AVAILABLE RECORDS >>
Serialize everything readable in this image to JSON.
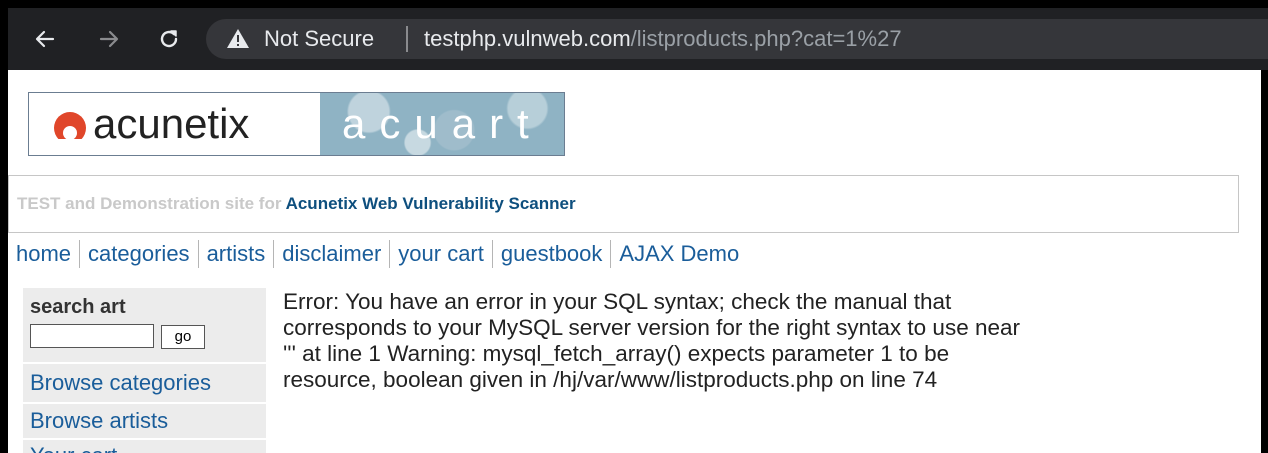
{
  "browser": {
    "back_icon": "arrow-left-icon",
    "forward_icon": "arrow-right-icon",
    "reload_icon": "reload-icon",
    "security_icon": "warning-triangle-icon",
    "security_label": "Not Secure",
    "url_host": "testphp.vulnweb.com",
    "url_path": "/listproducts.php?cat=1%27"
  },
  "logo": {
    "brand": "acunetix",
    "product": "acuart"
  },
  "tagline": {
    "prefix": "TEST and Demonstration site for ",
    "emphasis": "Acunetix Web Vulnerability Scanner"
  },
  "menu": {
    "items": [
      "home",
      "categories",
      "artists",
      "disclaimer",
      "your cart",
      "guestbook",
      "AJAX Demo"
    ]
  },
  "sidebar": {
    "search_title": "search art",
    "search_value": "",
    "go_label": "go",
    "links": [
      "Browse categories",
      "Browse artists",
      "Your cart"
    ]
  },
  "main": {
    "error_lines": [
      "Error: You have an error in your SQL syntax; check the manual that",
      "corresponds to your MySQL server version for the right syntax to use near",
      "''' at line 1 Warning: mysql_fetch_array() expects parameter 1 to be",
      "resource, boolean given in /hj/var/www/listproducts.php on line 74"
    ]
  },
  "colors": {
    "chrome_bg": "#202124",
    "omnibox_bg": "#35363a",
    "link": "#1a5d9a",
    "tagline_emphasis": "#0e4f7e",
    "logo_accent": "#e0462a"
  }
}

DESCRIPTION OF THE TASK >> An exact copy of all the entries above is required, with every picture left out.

TASK RESULT >>
Serialize everything readable in this image to JSON.
{
  "browser": {
    "back_icon": "arrow-left-icon",
    "forward_icon": "arrow-right-icon",
    "reload_icon": "reload-icon",
    "security_icon": "warning-triangle-icon",
    "security_label": "Not Secure",
    "url_host": "testphp.vulnweb.com",
    "url_path": "/listproducts.php?cat=1%27"
  },
  "logo": {
    "brand": "acunetix",
    "product": "acuart"
  },
  "tagline": {
    "prefix": "TEST and Demonstration site for ",
    "emphasis": "Acunetix Web Vulnerability Scanner"
  },
  "menu": {
    "items": [
      "home",
      "categories",
      "artists",
      "disclaimer",
      "your cart",
      "guestbook",
      "AJAX Demo"
    ]
  },
  "sidebar": {
    "search_title": "search art",
    "search_value": "",
    "go_label": "go",
    "links": [
      "Browse categories",
      "Browse artists",
      "Your cart"
    ]
  },
  "main": {
    "error_lines": [
      "Error: You have an error in your SQL syntax; check the manual that",
      "corresponds to your MySQL server version for the right syntax to use near",
      "''' at line 1 Warning: mysql_fetch_array() expects parameter 1 to be",
      "resource, boolean given in /hj/var/www/listproducts.php on line 74"
    ]
  },
  "colors": {
    "chrome_bg": "#202124",
    "omnibox_bg": "#35363a",
    "link": "#1a5d9a",
    "tagline_emphasis": "#0e4f7e",
    "logo_accent": "#e0462a"
  }
}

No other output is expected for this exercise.